October 3, 2011

Constant Change Requires Dual Focus of Chief Financial Officers


If there is one constant in today’s healthcare environment, it would have to be that there is continuous change. ICD-10, ARRA, Accountable Care Organizations (ACOs), never events and the need for improved patient care and clinical integration (to name a few areas) confirm that the healthcare marketplace undoubtedly is going through an extraordinary period of transition.

The expertise these changes demand doesn’t just involve putting into motion and automating the vital elements of patient care and business operations – as it also means fundamentally transforming how a hospital’s clinical and financial operations work.

Coding and ICD-10 are a subset of issues driving the overall need for change in revenue management, a process involving legacy system receivables and upgrading the current HIS.

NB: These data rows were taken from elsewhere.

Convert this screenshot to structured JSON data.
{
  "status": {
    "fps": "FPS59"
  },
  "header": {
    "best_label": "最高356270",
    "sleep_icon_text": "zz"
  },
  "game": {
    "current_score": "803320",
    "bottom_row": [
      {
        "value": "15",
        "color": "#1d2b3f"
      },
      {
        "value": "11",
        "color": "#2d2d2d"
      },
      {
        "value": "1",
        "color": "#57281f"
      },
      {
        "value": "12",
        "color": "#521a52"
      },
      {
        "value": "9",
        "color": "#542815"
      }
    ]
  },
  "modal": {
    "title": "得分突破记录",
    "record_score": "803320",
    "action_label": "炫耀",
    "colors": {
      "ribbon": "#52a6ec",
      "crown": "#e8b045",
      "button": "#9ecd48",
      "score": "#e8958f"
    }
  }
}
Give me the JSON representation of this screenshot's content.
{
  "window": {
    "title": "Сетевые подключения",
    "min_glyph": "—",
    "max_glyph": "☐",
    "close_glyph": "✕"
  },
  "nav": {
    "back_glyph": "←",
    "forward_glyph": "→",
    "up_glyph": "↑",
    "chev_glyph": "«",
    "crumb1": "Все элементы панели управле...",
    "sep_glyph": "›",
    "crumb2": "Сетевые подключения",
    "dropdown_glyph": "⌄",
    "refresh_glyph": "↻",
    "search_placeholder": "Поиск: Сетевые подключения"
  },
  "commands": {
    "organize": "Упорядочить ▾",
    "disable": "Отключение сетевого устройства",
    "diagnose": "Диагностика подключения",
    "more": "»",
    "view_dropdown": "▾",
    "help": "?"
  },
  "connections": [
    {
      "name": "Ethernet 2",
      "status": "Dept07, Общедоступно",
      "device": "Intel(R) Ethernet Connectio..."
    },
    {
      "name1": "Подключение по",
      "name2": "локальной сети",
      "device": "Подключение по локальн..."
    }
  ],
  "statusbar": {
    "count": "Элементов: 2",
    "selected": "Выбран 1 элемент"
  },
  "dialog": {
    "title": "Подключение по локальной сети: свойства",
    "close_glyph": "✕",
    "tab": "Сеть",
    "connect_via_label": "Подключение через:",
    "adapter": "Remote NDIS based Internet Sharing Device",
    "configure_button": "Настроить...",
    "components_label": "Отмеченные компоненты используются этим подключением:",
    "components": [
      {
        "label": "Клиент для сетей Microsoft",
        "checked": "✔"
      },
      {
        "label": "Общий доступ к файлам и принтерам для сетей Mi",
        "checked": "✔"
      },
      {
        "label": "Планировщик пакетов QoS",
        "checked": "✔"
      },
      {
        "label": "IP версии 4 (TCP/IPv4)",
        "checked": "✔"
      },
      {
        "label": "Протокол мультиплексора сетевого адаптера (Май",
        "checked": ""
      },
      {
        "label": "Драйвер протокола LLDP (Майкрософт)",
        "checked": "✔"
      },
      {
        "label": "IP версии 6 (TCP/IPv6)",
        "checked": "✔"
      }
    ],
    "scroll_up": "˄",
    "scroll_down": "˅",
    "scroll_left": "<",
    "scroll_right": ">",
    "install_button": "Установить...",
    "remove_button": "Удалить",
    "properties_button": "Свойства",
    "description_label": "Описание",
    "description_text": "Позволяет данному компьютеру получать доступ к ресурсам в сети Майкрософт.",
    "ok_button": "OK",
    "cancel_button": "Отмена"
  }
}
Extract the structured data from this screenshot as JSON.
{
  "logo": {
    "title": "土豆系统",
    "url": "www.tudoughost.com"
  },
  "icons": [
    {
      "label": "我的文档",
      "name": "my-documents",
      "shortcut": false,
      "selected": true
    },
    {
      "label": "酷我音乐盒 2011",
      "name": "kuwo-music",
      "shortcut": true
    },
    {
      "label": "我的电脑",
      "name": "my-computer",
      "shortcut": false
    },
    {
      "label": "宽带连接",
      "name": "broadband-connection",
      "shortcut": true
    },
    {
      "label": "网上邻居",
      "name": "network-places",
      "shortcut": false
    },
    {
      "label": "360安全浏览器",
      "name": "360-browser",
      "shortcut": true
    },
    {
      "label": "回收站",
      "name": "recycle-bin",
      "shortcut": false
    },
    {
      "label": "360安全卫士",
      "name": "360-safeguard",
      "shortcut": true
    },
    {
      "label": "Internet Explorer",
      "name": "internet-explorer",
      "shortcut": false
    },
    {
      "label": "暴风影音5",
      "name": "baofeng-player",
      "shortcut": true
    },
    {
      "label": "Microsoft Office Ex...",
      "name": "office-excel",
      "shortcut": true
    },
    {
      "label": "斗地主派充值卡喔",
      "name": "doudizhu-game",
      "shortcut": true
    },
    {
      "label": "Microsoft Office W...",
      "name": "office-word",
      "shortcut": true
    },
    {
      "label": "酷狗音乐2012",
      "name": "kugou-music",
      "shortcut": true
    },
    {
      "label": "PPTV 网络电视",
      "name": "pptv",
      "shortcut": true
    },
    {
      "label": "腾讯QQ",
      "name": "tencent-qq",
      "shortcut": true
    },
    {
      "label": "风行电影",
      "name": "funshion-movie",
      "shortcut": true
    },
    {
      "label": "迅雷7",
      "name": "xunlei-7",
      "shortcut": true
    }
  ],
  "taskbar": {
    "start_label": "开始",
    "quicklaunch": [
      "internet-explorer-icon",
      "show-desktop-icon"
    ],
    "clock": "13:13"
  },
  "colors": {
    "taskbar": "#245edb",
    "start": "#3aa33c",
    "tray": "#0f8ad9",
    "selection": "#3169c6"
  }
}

While many initially focus on the pressing need for changes in organizations’ core clinical systems, inevitably all come to an understanding that this effort also requires transformation in core financial revenue system. It’s critical to recognize the financial risks of such projects and what is at stake. These include not just the capital investment in design and implementation of a new core clinical system, but also the system’s operations and revenue generation functions. Charge-capture and billing issues need to be addressed from the start of the project, thus protecting the value of the investment.

The prospect of managing the financial risk associated with switching from a legacy revenue management system to a new system that incorporates all core clinical functions, financial roles included, at first may appear daunting. However, proper planning and active engagement by the executive team, including financial professionals and the chief financial officer, will help ensure success.

It’s particularly important for CFOs to participate fully in setting project priorities and overseeing the parallel development of financial subprojects that support the new systems’ implementation. Furthermore, CFOs need to maintain a two-pronged focus by ensuring that potential risks are mitigated while at the same time taking advantage of the new system to enhance revenue management processes.

It’s easy for charges to become lost in the transition process, or for double charges to exist or incorrect amounts to be charged. Such inaccuracies could have a significant negative impact on charge processing and ultimately the integrity and effectiveness of billing, payment and compliance. This ultimately also can result in other harmful consequences affecting “cash on hand” and an organization’s volume of A/R days.

Another important challenge is staffing, and more specifically what a new system represents to employees. Change presents the possibility for staff resistance as people move away from familiar systems. Furthermore, there are training and staffing requirements that potentially will produce a drop in efficiency. Moreover, an ongoing need will arise to shift FTEs from one department to another to meet the changing demands of providing care and new healthcare mandates.

To assist in overcoming the above cited challenges, again, active involvement of the CFO in all stages of the transition will help ensure that charge capture and billing issues are addressed from the beginning of the project. This is key to success and critical to protecting the value of the investment.

About the Author

John Evensen, MBA, is vice president of client development for FirstSource. He joined the team in early 2011 after serving with McKesson, Siemens and WebMD. John has served in various sales and sales management roles, with the majority of his career dedicated to the revenue cycle and interacting with senior hospital executives. John earned his MBA from Utah State University.

Contact the Author

To comment on this article please go to

Read 104 times Updated on September 23, 2013